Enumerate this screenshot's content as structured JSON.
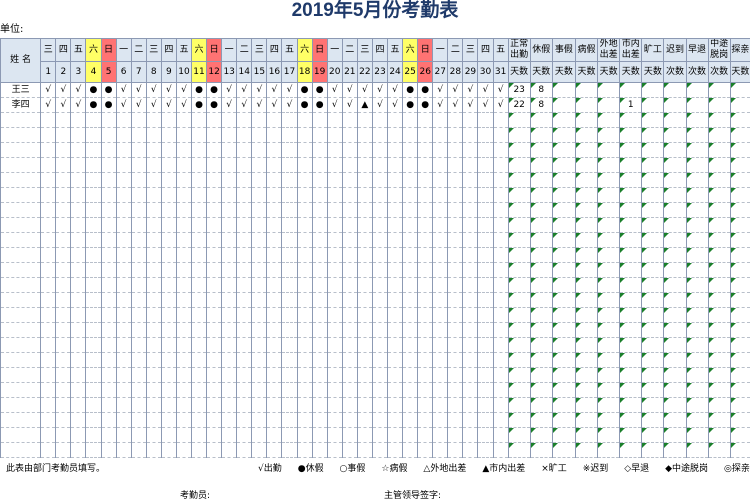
{
  "title": "2019年5月份考勤表",
  "unit_label": "单位:",
  "name_header": "姓 名",
  "weekdays": [
    "三",
    "四",
    "五",
    "六",
    "日",
    "一",
    "二",
    "三",
    "四",
    "五",
    "六",
    "日",
    "一",
    "二",
    "三",
    "四",
    "五",
    "六",
    "日",
    "一",
    "二",
    "三",
    "四",
    "五",
    "六",
    "日",
    "一",
    "二",
    "三",
    "四",
    "五"
  ],
  "dates": [
    "1",
    "2",
    "3",
    "4",
    "5",
    "6",
    "7",
    "8",
    "9",
    "10",
    "11",
    "12",
    "13",
    "14",
    "15",
    "16",
    "17",
    "18",
    "19",
    "20",
    "21",
    "22",
    "23",
    "24",
    "25",
    "26",
    "27",
    "28",
    "29",
    "30",
    "31"
  ],
  "weekend_colors": {
    "saturday": "#ffff66",
    "sunday": "#ff7373"
  },
  "summary_headers": [
    {
      "l1": "正常",
      "l2": "出勤",
      "unit": "天数"
    },
    {
      "l1": "休假",
      "l2": "",
      "unit": "天数"
    },
    {
      "l1": "事假",
      "l2": "",
      "unit": "天数"
    },
    {
      "l1": "病假",
      "l2": "",
      "unit": "天数"
    },
    {
      "l1": "外地",
      "l2": "出差",
      "unit": "天数"
    },
    {
      "l1": "市内",
      "l2": "出差",
      "unit": "天数"
    },
    {
      "l1": "旷工",
      "l2": "",
      "unit": "天数"
    },
    {
      "l1": "迟到",
      "l2": "",
      "unit": "次数"
    },
    {
      "l1": "早退",
      "l2": "",
      "unit": "次数"
    },
    {
      "l1": "中途",
      "l2": "脱岗",
      "unit": "次数"
    },
    {
      "l1": "探亲",
      "l2": "",
      "unit": "天数"
    }
  ],
  "employees": [
    {
      "name": "王三",
      "marks": [
        "√",
        "√",
        "√",
        "●",
        "●",
        "√",
        "√",
        "√",
        "√",
        "√",
        "●",
        "●",
        "√",
        "√",
        "√",
        "√",
        "√",
        "●",
        "●",
        "√",
        "√",
        "√",
        "√",
        "√",
        "●",
        "●",
        "√",
        "√",
        "√",
        "√",
        "√"
      ],
      "summary": [
        "23",
        "8",
        "",
        "",
        "",
        "",
        "",
        "",
        "",
        "",
        ""
      ]
    },
    {
      "name": "李四",
      "marks": [
        "√",
        "√",
        "√",
        "●",
        "●",
        "√",
        "√",
        "√",
        "√",
        "√",
        "●",
        "●",
        "√",
        "√",
        "√",
        "√",
        "√",
        "●",
        "●",
        "√",
        "√",
        "▲",
        "√",
        "√",
        "●",
        "●",
        "√",
        "√",
        "√",
        "√",
        "√"
      ],
      "summary": [
        "22",
        "8",
        "",
        "",
        "",
        "1",
        "",
        "",
        "",
        "",
        ""
      ]
    }
  ],
  "footer": {
    "note": "此表由部门考勤员填写。",
    "legend": [
      "√出勤",
      "●休假",
      "○事假",
      "☆病假",
      "△外地出差",
      "▲市内出差",
      "×旷工",
      "※迟到",
      "◇早退",
      "◆中途脱岗",
      "◎探亲"
    ],
    "clerk_label": "考勤员:",
    "supervisor_label": "主管领导签字:"
  }
}
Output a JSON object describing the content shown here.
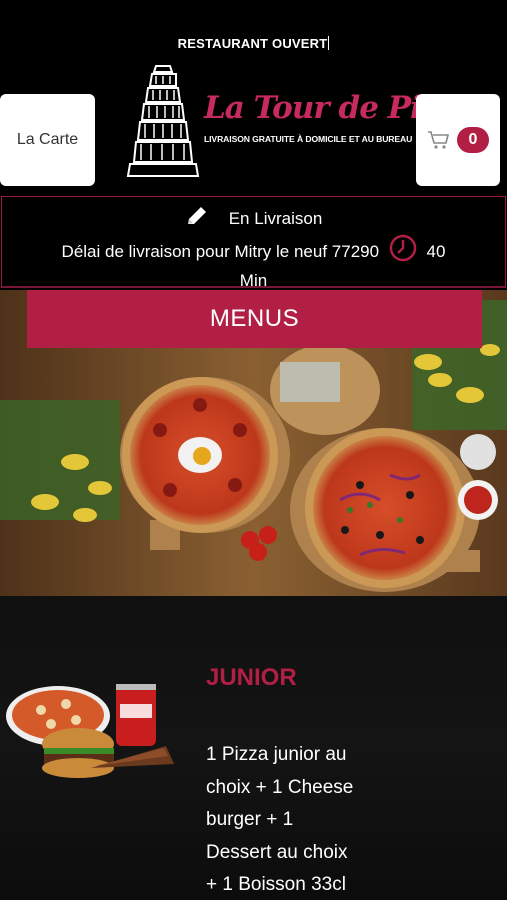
{
  "status": {
    "text": "RESTAURANT OUVERT"
  },
  "header": {
    "carte_label": "La Carte",
    "brand_name": "La Tour de Pizz",
    "tagline": "LIVRAISON GRATUITE À DOMICILE ET AU BUREAU",
    "cart_count": "0"
  },
  "delivery": {
    "mode": "En Livraison",
    "delay_text": "Délai de livraison pour Mitry le neuf 77290",
    "time_value": "40",
    "time_unit": "Min"
  },
  "menus": {
    "label": "MENUS"
  },
  "menu_item": {
    "title": "JUNIOR",
    "description": "1 Pizza junior au\nchoix  + 1 Cheese\nburger  + 1\nDessert au choix\n+ 1 Boisson 33cl"
  },
  "colors": {
    "accent": "#b21f45",
    "background": "#000000"
  },
  "icons": {
    "edit": "pencil-icon",
    "clock": "clock-icon",
    "cart": "cart-icon"
  }
}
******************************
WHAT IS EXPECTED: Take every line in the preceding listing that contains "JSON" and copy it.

TASK OUTPUT:
Enumerate this screenshot's content as structured JSON.
Output a JSON object describing the content shown here.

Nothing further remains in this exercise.